ABC's Christiane Amanpour has left Egypt, but she isn't leaving the story behind. As ABC correspondents report from the ground, Amanpour said she intends to keep covering the Egyptian uprising and U.S. foreign policy on Sunday's "This Week."
Amanpour, who spoke to The Cutline shortly after returning home Tuesday, said Egypt remains "a very important story" because promised political reforms could lay "the groundwork and the bedrock for a democratic process and a democratic future."
Before joining ABC News last year, Amanpour spent decades covering wars and unrest abroad for CNN. Over the past 10 days, she showed off those foreign correspondent chops as the only Sunday show host to head to Egypt.
Amanpour flew to Egypt on Jan. 28, as pro-democracy protests against Hosni Mubarak's authoritarian regime heated up. She covered the massive demonstrations at Tahrir Square and, like a number of foreign journalists, encountered violent, pro-Mubarak mobs when counter-demonstrations began.
Amanpour, who was scheduled to interview only Suleiman, asked if Mubarak was available while at the palace. Amazingly, he was. Although Mubarak wouldn't agree to an on camera interview, Amanpour was able to take photos and notes, later filing a story that got pick up around the world. She said that getting the only interview with Mubarak "was just phenomenal."
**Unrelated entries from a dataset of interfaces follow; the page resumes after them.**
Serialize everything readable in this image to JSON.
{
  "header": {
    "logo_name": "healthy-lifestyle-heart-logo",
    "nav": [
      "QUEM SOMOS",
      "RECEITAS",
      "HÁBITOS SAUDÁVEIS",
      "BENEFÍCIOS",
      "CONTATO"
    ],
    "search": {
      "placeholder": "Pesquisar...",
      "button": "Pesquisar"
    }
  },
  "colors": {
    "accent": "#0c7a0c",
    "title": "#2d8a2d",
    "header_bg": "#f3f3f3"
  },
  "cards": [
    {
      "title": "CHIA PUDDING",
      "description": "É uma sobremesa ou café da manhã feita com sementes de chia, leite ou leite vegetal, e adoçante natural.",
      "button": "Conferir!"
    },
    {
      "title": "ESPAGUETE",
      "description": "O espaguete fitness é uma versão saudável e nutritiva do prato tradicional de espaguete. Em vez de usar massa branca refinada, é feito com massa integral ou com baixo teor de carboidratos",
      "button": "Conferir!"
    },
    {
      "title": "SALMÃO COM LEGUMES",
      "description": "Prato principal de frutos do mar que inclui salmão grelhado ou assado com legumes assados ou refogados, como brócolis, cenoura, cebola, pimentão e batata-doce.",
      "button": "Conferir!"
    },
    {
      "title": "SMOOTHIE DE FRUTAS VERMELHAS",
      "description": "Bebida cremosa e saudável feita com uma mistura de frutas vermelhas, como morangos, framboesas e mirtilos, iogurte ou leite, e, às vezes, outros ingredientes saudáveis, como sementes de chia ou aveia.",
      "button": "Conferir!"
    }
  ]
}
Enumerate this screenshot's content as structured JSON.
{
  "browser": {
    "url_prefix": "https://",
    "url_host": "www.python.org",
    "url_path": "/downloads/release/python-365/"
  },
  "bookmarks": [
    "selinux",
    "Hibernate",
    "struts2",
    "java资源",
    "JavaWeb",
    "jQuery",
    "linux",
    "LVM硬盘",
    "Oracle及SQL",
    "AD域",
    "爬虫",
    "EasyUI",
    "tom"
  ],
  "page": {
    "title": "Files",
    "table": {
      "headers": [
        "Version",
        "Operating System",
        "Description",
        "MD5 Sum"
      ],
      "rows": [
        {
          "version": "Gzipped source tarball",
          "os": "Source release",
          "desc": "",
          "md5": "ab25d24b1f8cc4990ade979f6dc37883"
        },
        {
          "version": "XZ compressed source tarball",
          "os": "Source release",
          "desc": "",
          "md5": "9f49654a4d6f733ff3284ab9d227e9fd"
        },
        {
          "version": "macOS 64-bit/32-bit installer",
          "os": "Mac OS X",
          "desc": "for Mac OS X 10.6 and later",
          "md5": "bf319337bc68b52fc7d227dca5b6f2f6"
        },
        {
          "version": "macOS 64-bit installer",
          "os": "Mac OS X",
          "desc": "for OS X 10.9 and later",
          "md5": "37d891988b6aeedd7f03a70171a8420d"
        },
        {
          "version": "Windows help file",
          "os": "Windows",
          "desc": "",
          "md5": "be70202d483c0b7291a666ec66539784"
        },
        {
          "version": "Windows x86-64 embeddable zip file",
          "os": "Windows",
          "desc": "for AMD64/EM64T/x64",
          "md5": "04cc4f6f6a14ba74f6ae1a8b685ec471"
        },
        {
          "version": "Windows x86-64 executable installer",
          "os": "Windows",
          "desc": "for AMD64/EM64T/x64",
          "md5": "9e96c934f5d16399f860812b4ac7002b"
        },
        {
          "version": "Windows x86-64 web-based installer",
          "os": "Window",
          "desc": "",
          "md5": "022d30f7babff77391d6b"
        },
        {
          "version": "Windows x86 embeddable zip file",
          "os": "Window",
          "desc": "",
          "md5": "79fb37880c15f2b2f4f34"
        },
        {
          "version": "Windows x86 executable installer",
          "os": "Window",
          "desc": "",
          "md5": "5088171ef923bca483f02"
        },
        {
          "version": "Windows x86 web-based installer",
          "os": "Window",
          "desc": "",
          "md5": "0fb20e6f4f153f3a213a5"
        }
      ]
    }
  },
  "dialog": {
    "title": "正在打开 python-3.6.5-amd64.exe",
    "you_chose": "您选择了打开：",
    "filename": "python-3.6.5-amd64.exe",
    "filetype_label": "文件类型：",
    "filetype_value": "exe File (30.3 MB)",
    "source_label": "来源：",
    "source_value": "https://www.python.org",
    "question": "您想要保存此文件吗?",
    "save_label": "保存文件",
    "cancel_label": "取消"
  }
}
"This president was the heart of this story," Amanpour said. "The protagonist of this unfolding drama that nobody had seen."
Amanpour was one of several high-profile TV journalists to head to Egypt, along with CNN's Anderson Cooper, NBC's Brian Williams and CBS's Katie Couric. All four have returned to the United States, and it remains to be seen if the American news media will continue devoting as much time to Egypt as it has in the first phases on the protests. There certainly isn't any shortage of material, with large-scale demonstrations continuing, and a political status quo that is far from settled.
The U.S. media—which was a couple days late to the Jan. 25 uprising—has spent considerable airtime and resources to covering the situation on the ground in Cairo and within the corridors of power in Washington. Last week, Middle East unrest was the biggest story across network news, cable news, newspapers, magazines and radio, according to Pew's Project for Excellence in Journalism.
"People have been paying a huge amount of attention to it," Amanpour said.
Given Amanpour's reporting background, it's not surprising that she thinks it's "great" to see Americans following a major international story. Reporting abroad, she said, is something she's "always believed in."
U.S. news consumers have also turned increasingly over the past couple weeks to to Al Jazeera English, the five-year-old offshoot of the Arabic network that the Bush administration condemned for its critical coverage of American foreign policy in the Middle East. (Arab strongmen aren't Al Jazeera fans either: the Mubarak regime closed the network's Cairo bureau and arrested several of its journalists during the uprising).
Since U.S. cable providers don't offer Al Jazeera English, Americans have followed the network's comprehensive coverage of the Egyptian protests by way of a livestream online. Amanpour said she thinks cable providers should offer Al Jazeera.
"In my view, the more perspectives the better," Amanpour said. "This is the United States of America, the bastion of the free press. Anyone can get on cable, why not Al Jazeera?"
(Photo of Amanpour in Egypt and Amanpour interviewing Mubarak courtesy of ABC News)